Where the string "Channels" occurs in a line of the entries below, copy that line.

───── DATA FOR PROCESSING ─────

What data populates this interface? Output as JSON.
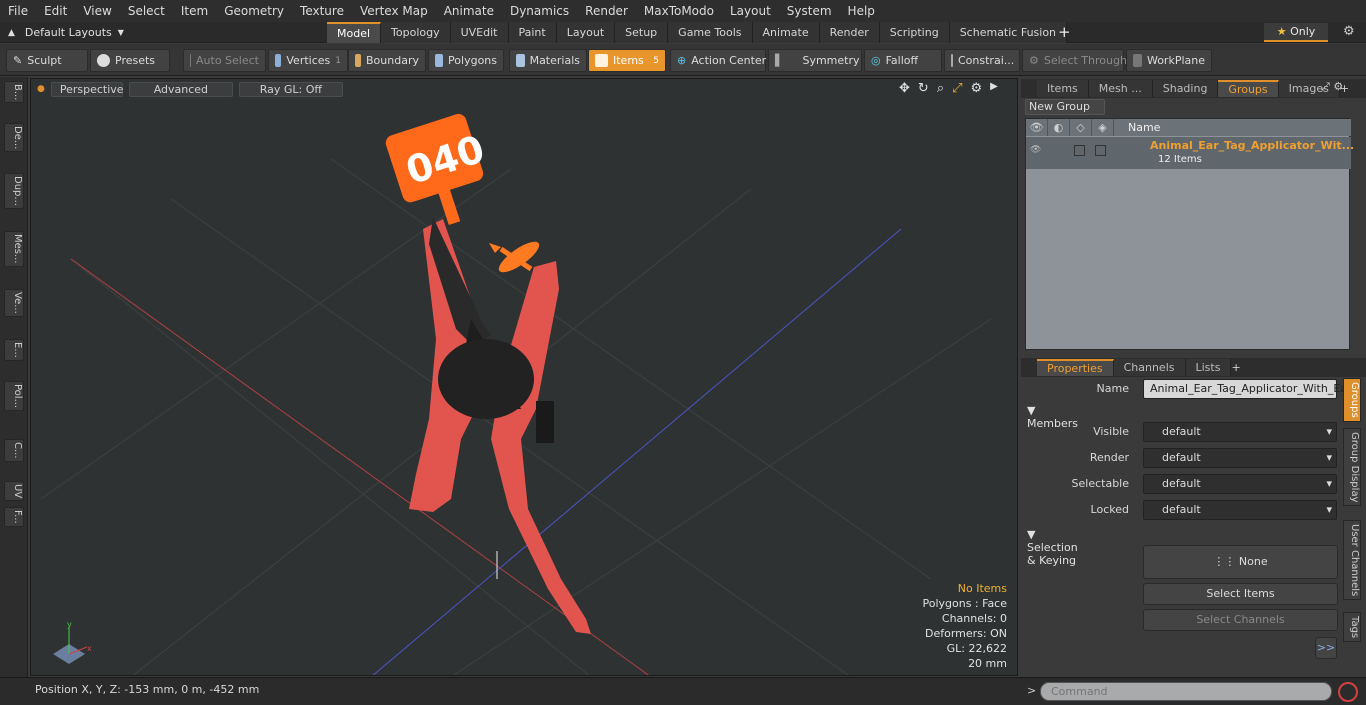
{
  "menu": [
    "File",
    "Edit",
    "View",
    "Select",
    "Item",
    "Geometry",
    "Texture",
    "Vertex Map",
    "Animate",
    "Dynamics",
    "Render",
    "MaxToModo",
    "Layout",
    "System",
    "Help"
  ],
  "layout_dropdown": "Default Layouts",
  "mode_tabs": [
    "Model",
    "Topology",
    "UVEdit",
    "Paint",
    "Layout",
    "Setup",
    "Game Tools",
    "Animate",
    "Render",
    "Scripting",
    "Schematic Fusion"
  ],
  "active_tab": "Model",
  "only_label": "Only",
  "toolbar": {
    "sculpt": "Sculpt",
    "presets": "Presets",
    "auto_select": "Auto Select",
    "vertices": "Vertices",
    "vertices_count": "1",
    "boundary": "Boundary",
    "polygons": "Polygons",
    "materials": "Materials",
    "items": "Items",
    "items_count": "5",
    "action_center": "Action Center",
    "symmetry": "Symmetry",
    "falloff": "Falloff",
    "constraints": "Constrai...",
    "select_through": "Select Through",
    "workplane": "WorkPlane"
  },
  "left_tabs": [
    "B...",
    "De...",
    "Dup...",
    "Mes...",
    "Ve...",
    "E...",
    "Pol...",
    "C...",
    "UV",
    "F..."
  ],
  "viewport": {
    "perspective": "Perspective",
    "advanced": "Advanced",
    "raygl": "Ray GL: Off",
    "tag_text": "040",
    "stats": {
      "items": "No Items",
      "polygons": "Polygons : Face",
      "channels": "Channels: 0",
      "deformers": "Deformers: ON",
      "gl": "GL: 22,622",
      "scale": "20 mm"
    }
  },
  "status": "Position X, Y, Z:  -153 mm, 0 m, -452 mm",
  "top_panel": {
    "tabs": [
      "Items",
      "Mesh ...",
      "Shading",
      "Groups",
      "Images"
    ],
    "active": "Groups",
    "new_group": "New Group",
    "name_col": "Name",
    "group_name": "Animal_Ear_Tag_Applicator_Wit...",
    "group_count": "12 Items"
  },
  "props_panel": {
    "tabs": [
      "Properties",
      "Channels",
      "Lists"
    ],
    "active": "Properties",
    "name_label": "Name",
    "name_value": "Animal_Ear_Tag_Applicator_With_Ear",
    "members": "Members",
    "visible_label": "Visible",
    "visible": "default",
    "render_label": "Render",
    "render": "default",
    "selectable_label": "Selectable",
    "selectable": "default",
    "locked_label": "Locked",
    "locked": "default",
    "selkey": "Selection & Keying",
    "none": "None",
    "select_items": "Select Items",
    "select_channels": "Select Channels",
    "more": ">>"
  },
  "right_vtabs": [
    "Groups",
    "Group Display",
    "User Channels",
    "Tags"
  ],
  "command_placeholder": "Command",
  "colors": {
    "accent": "#e8962c",
    "tool_red": "#e2554f",
    "tag_orange": "#ff6a1a"
  }
}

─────

| YOUR SOLUTION |
      "channels": "Channels: 0",
      "Channels",
    "select_channels": "Select Channels",
    "User Channels",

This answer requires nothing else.